__Problem__
Repeat every record word for word and omit the images.

Saved entries
--------------------------------
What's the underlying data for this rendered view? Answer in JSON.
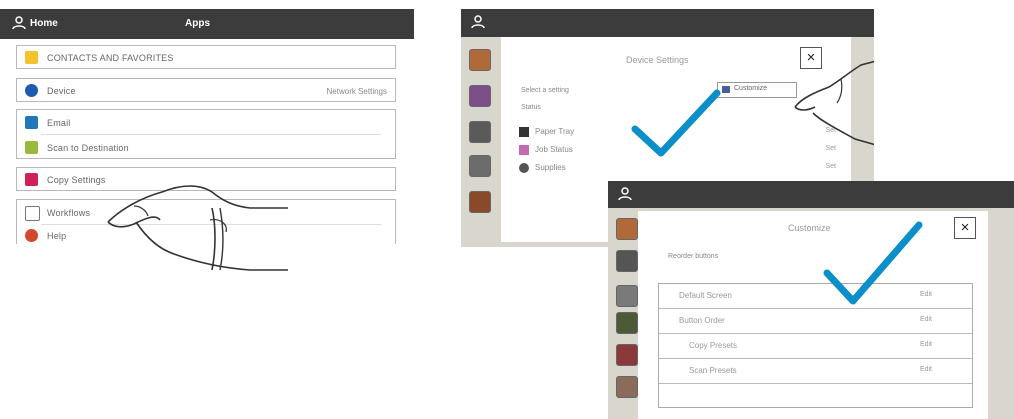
{
  "panel_a": {
    "header": {
      "user_label": "Home",
      "title": "Apps"
    },
    "rows": [
      {
        "label": "CONTACTS AND FAVORITES",
        "value": "",
        "icon": "folder-icon",
        "color": "#f2c32e"
      },
      {
        "label": "Device",
        "value": "Network Settings",
        "icon": "device-icon",
        "color": "#1e5ab0"
      },
      {
        "label": "Email",
        "value": "",
        "icon": "email-icon",
        "color": "#2178b8"
      },
      {
        "label": "Scan to Destination",
        "value": "",
        "icon": "scan-icon",
        "color": "#9ab93a"
      },
      {
        "label": "Copy Settings",
        "value": "",
        "icon": "copy-icon",
        "color": "#d0215a"
      },
      {
        "label": "Workflows",
        "value": "",
        "icon": "workflow-icon",
        "color": "#888888"
      },
      {
        "label": "Help",
        "value": "",
        "icon": "help-icon",
        "color": "#d14a2b"
      }
    ]
  },
  "panel_b": {
    "dialog_title": "Device Settings",
    "subtitle": "Select a setting",
    "section": "Status",
    "action_label": "Customize",
    "close_label": "×",
    "rows": [
      {
        "label": "Paper Tray",
        "value": "Set",
        "color": "#333333"
      },
      {
        "label": "Job Status",
        "value": "Set",
        "color": "#c36bb0"
      },
      {
        "label": "Supplies",
        "value": "Set",
        "color": "#555555"
      }
    ]
  },
  "panel_c": {
    "dialog_title": "Customize",
    "subtitle": "Reorder buttons",
    "close_label": "×",
    "rows": [
      {
        "label": "Default Screen",
        "value": "Edit"
      },
      {
        "label": "Button Order",
        "value": "Edit"
      },
      {
        "label": "Copy Presets",
        "value": "Edit"
      },
      {
        "label": "Scan Presets",
        "value": "Edit"
      }
    ]
  },
  "colors": {
    "checkmark": "#0b8ec9",
    "header": "#3c3c3c"
  }
}
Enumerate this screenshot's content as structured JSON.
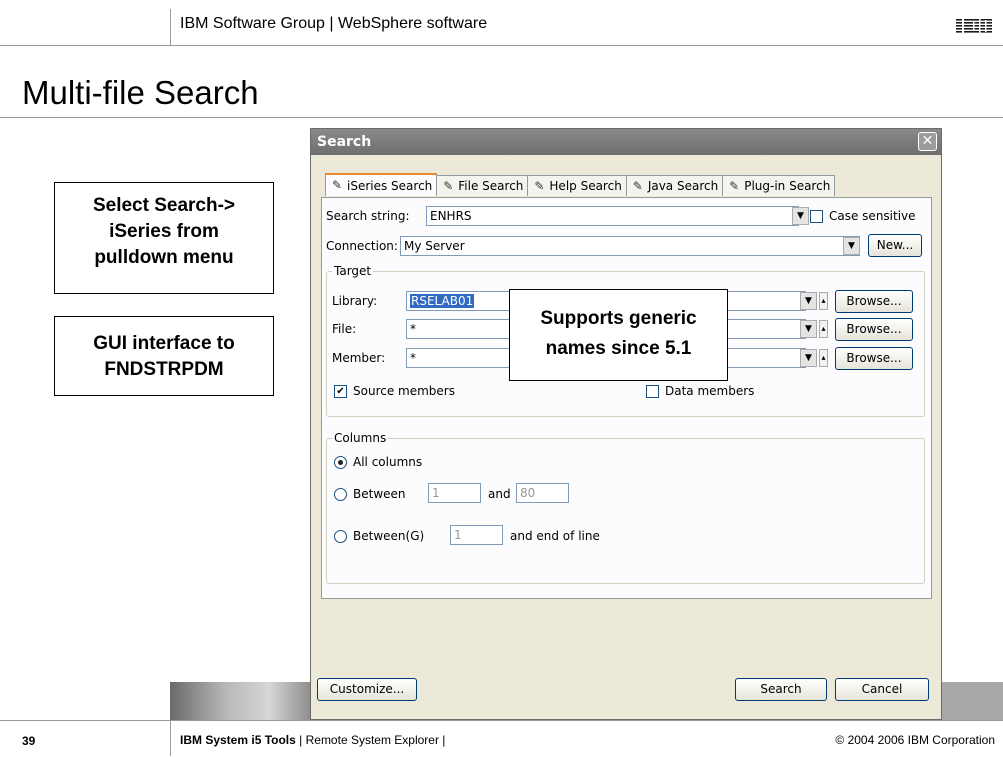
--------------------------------
__Output of the exercise__
What's the underlying data for this rendered view? Answer in JSON.
{
  "panel_a": {
    "header": {
      "user_label": "Home",
      "title": "Apps"
    },
    "rows": [
      {
        "label": "CONTACTS AND FAVORITES",
        "value": "",
        "icon": "folder-icon",
        "color": "#f2c32e"
      },
      {
        "label": "Device",
        "value": "Network Settings",
        "icon": "device-icon",
        "color": "#1e5ab0"
      },
      {
        "label": "Email",
        "value": "",
        "icon": "email-icon",
        "color": "#2178b8"
      },
      {
        "label": "Scan to Destination",
        "value": "",
        "icon": "scan-icon",
        "color": "#9ab93a"
      },
      {
        "label": "Copy Settings",
        "value": "",
        "icon": "copy-icon",
        "color": "#d0215a"
      },
      {
        "label": "Workflows",
        "value": "",
        "icon": "workflow-icon",
        "color": "#888888"
      },
      {
        "label": "Help",
        "value": "",
        "icon": "help-icon",
        "color": "#d14a2b"
      }
    ]
  },
  "panel_b": {
    "dialog_title": "Device Settings",
    "subtitle": "Select a setting",
    "section": "Status",
    "action_label": "Customize",
    "close_label": "×",
    "rows": [
      {
        "label": "Paper Tray",
        "value": "Set",
        "color": "#333333"
      },
      {
        "label": "Job Status",
        "value": "Set",
        "color": "#c36bb0"
      },
      {
        "label": "Supplies",
        "value": "Set",
        "color": "#555555"
      }
    ]
  },
  "panel_c": {
    "dialog_title": "Customize",
    "subtitle": "Reorder buttons",
    "close_label": "×",
    "rows": [
      {
        "label": "Default Screen",
        "value": "Edit"
      },
      {
        "label": "Button Order",
        "value": "Edit"
      },
      {
        "label": "Copy Presets",
        "value": "Edit"
      },
      {
        "label": "Scan Presets",
        "value": "Edit"
      }
    ]
  },
  "colors": {
    "checkmark": "#0b8ec9",
    "header": "#3c3c3c"
  }
}
Enumerate this screenshot's content as structured JSON.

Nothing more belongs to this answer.